━━━ Input material ━━━
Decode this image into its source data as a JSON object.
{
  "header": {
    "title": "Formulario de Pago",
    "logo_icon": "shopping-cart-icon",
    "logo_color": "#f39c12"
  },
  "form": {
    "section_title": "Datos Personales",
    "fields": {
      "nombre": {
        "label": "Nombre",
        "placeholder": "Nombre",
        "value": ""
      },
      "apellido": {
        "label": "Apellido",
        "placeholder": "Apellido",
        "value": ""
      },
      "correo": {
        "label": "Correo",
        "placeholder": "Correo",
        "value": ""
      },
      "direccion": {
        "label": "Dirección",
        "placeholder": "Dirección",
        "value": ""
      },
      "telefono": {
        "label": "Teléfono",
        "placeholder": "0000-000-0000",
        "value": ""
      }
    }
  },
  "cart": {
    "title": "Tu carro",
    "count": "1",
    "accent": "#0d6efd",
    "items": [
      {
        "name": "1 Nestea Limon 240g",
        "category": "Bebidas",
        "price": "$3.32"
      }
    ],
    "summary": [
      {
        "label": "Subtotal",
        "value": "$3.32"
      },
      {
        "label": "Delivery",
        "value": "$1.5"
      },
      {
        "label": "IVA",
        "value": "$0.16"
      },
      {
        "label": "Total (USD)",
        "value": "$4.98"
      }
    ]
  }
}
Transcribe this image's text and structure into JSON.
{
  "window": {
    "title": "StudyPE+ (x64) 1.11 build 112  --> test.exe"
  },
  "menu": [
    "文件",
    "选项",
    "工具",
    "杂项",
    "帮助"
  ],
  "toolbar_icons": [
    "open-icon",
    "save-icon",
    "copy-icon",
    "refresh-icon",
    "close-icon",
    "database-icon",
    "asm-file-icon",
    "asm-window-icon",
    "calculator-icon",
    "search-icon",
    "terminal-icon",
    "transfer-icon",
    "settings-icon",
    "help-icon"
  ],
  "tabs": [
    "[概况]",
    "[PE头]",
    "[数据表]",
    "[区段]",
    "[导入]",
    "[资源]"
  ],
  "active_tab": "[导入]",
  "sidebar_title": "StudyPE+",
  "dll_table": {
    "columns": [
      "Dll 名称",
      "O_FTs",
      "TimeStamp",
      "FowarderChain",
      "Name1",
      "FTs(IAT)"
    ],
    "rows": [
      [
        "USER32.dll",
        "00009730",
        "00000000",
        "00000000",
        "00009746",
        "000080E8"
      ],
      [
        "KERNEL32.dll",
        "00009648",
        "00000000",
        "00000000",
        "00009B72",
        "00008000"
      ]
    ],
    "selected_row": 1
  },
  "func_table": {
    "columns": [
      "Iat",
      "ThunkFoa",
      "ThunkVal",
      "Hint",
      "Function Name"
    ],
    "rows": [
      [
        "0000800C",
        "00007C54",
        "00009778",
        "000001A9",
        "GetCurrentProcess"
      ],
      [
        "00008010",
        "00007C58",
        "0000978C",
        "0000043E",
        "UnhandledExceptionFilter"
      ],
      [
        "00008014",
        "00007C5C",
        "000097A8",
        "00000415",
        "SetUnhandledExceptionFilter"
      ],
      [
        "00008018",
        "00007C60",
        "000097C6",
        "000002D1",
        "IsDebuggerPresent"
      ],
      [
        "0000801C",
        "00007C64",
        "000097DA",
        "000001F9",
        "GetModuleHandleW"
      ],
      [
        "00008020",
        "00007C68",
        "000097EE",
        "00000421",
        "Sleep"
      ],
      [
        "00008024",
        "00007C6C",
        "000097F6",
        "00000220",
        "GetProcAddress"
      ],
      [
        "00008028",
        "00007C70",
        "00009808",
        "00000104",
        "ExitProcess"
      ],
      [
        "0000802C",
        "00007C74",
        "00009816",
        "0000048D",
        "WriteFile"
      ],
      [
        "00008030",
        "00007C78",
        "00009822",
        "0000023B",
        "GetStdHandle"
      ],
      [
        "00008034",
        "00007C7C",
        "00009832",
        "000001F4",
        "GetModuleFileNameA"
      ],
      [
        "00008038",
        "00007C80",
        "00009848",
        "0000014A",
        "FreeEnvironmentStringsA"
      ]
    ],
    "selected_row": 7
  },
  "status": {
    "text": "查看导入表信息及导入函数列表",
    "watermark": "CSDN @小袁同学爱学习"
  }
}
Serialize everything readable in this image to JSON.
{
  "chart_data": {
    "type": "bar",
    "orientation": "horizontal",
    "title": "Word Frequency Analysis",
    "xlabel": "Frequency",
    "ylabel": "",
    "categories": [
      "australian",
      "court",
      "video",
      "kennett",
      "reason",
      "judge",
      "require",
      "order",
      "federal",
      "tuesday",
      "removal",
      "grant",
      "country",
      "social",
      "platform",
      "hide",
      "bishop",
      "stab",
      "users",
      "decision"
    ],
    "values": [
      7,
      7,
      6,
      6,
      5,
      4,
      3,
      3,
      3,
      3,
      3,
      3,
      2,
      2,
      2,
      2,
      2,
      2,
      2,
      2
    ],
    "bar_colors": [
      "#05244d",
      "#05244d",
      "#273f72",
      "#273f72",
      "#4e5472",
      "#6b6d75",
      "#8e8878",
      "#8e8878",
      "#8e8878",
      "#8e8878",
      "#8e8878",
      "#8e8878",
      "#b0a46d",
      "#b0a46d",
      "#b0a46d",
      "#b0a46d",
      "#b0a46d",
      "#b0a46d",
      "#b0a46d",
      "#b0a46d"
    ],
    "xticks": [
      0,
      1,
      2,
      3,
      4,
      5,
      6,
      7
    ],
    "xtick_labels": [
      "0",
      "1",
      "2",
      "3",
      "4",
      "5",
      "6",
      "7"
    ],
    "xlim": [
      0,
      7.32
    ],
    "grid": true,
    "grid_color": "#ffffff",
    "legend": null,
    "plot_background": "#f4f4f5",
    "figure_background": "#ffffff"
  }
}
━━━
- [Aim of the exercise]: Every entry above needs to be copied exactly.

- [Response to this exercise]:
Decode this image into its source data as a JSON object.
{
  "header": {
    "title": "Formulario de Pago",
    "logo_icon": "shopping-cart-icon",
    "logo_color": "#f39c12"
  },
  "form": {
    "section_title": "Datos Personales",
    "fields": {
      "nombre": {
        "label": "Nombre",
        "placeholder": "Nombre",
        "value": ""
      },
      "apellido": {
        "label": "Apellido",
        "placeholder": "Apellido",
        "value": ""
      },
      "correo": {
        "label": "Correo",
        "placeholder": "Correo",
        "value": ""
      },
      "direccion": {
        "label": "Dirección",
        "placeholder": "Dirección",
        "value": ""
      },
      "telefono": {
        "label": "Teléfono",
        "placeholder": "0000-000-0000",
        "value": ""
      }
    }
  },
  "cart": {
    "title": "Tu carro",
    "count": "1",
    "accent": "#0d6efd",
    "items": [
      {
        "name": "1 Nestea Limon 240g",
        "category": "Bebidas",
        "price": "$3.32"
      }
    ],
    "summary": [
      {
        "label": "Subtotal",
        "value": "$3.32"
      },
      {
        "label": "Delivery",
        "value": "$1.5"
      },
      {
        "label": "IVA",
        "value": "$0.16"
      },
      {
        "label": "Total (USD)",
        "value": "$4.98"
      }
    ]
  }
}
Transcribe this image's text and structure into JSON.
{
  "window": {
    "title": "StudyPE+ (x64) 1.11 build 112  --> test.exe"
  },
  "menu": [
    "文件",
    "选项",
    "工具",
    "杂项",
    "帮助"
  ],
  "toolbar_icons": [
    "open-icon",
    "save-icon",
    "copy-icon",
    "refresh-icon",
    "close-icon",
    "database-icon",
    "asm-file-icon",
    "asm-window-icon",
    "calculator-icon",
    "search-icon",
    "terminal-icon",
    "transfer-icon",
    "settings-icon",
    "help-icon"
  ],
  "tabs": [
    "[概况]",
    "[PE头]",
    "[数据表]",
    "[区段]",
    "[导入]",
    "[资源]"
  ],
  "active_tab": "[导入]",
  "sidebar_title": "StudyPE+",
  "dll_table": {
    "columns": [
      "Dll 名称",
      "O_FTs",
      "TimeStamp",
      "FowarderChain",
      "Name1",
      "FTs(IAT)"
    ],
    "rows": [
      [
        "USER32.dll",
        "00009730",
        "00000000",
        "00000000",
        "00009746",
        "000080E8"
      ],
      [
        "KERNEL32.dll",
        "00009648",
        "00000000",
        "00000000",
        "00009B72",
        "00008000"
      ]
    ],
    "selected_row": 1
  },
  "func_table": {
    "columns": [
      "Iat",
      "ThunkFoa",
      "ThunkVal",
      "Hint",
      "Function Name"
    ],
    "rows": [
      [
        "0000800C",
        "00007C54",
        "00009778",
        "000001A9",
        "GetCurrentProcess"
      ],
      [
        "00008010",
        "00007C58",
        "0000978C",
        "0000043E",
        "UnhandledExceptionFilter"
      ],
      [
        "00008014",
        "00007C5C",
        "000097A8",
        "00000415",
        "SetUnhandledExceptionFilter"
      ],
      [
        "00008018",
        "00007C60",
        "000097C6",
        "000002D1",
        "IsDebuggerPresent"
      ],
      [
        "0000801C",
        "00007C64",
        "000097DA",
        "000001F9",
        "GetModuleHandleW"
      ],
      [
        "00008020",
        "00007C68",
        "000097EE",
        "00000421",
        "Sleep"
      ],
      [
        "00008024",
        "00007C6C",
        "000097F6",
        "00000220",
        "GetProcAddress"
      ],
      [
        "00008028",
        "00007C70",
        "00009808",
        "00000104",
        "ExitProcess"
      ],
      [
        "0000802C",
        "00007C74",
        "00009816",
        "0000048D",
        "WriteFile"
      ],
      [
        "00008030",
        "00007C78",
        "00009822",
        "0000023B",
        "GetStdHandle"
      ],
      [
        "00008034",
        "00007C7C",
        "00009832",
        "000001F4",
        "GetModuleFileNameA"
      ],
      [
        "00008038",
        "00007C80",
        "00009848",
        "0000014A",
        "FreeEnvironmentStringsA"
      ]
    ],
    "selected_row": 7
  },
  "status": {
    "text": "查看导入表信息及导入函数列表",
    "watermark": "CSDN @小袁同学爱学习"
  }
}
Serialize everything readable in this image to JSON.
{
  "chart_data": {
    "type": "bar",
    "orientation": "horizontal",
    "title": "Word Frequency Analysis",
    "xlabel": "Frequency",
    "ylabel": "",
    "categories": [
      "australian",
      "court",
      "video",
      "kennett",
      "reason",
      "judge",
      "require",
      "order",
      "federal",
      "tuesday",
      "removal",
      "grant",
      "country",
      "social",
      "platform",
      "hide",
      "bishop",
      "stab",
      "users",
      "decision"
    ],
    "values": [
      7,
      7,
      6,
      6,
      5,
      4,
      3,
      3,
      3,
      3,
      3,
      3,
      2,
      2,
      2,
      2,
      2,
      2,
      2,
      2
    ],
    "bar_colors": [
      "#05244d",
      "#05244d",
      "#273f72",
      "#273f72",
      "#4e5472",
      "#6b6d75",
      "#8e8878",
      "#8e8878",
      "#8e8878",
      "#8e8878",
      "#8e8878",
      "#8e8878",
      "#b0a46d",
      "#b0a46d",
      "#b0a46d",
      "#b0a46d",
      "#b0a46d",
      "#b0a46d",
      "#b0a46d",
      "#b0a46d"
    ],
    "xticks": [
      0,
      1,
      2,
      3,
      4,
      5,
      6,
      7
    ],
    "xtick_labels": [
      "0",
      "1",
      "2",
      "3",
      "4",
      "5",
      "6",
      "7"
    ],
    "xlim": [
      0,
      7.32
    ],
    "grid": true,
    "grid_color": "#ffffff",
    "legend": null,
    "plot_background": "#f4f4f5",
    "figure_background": "#ffffff"
  }
}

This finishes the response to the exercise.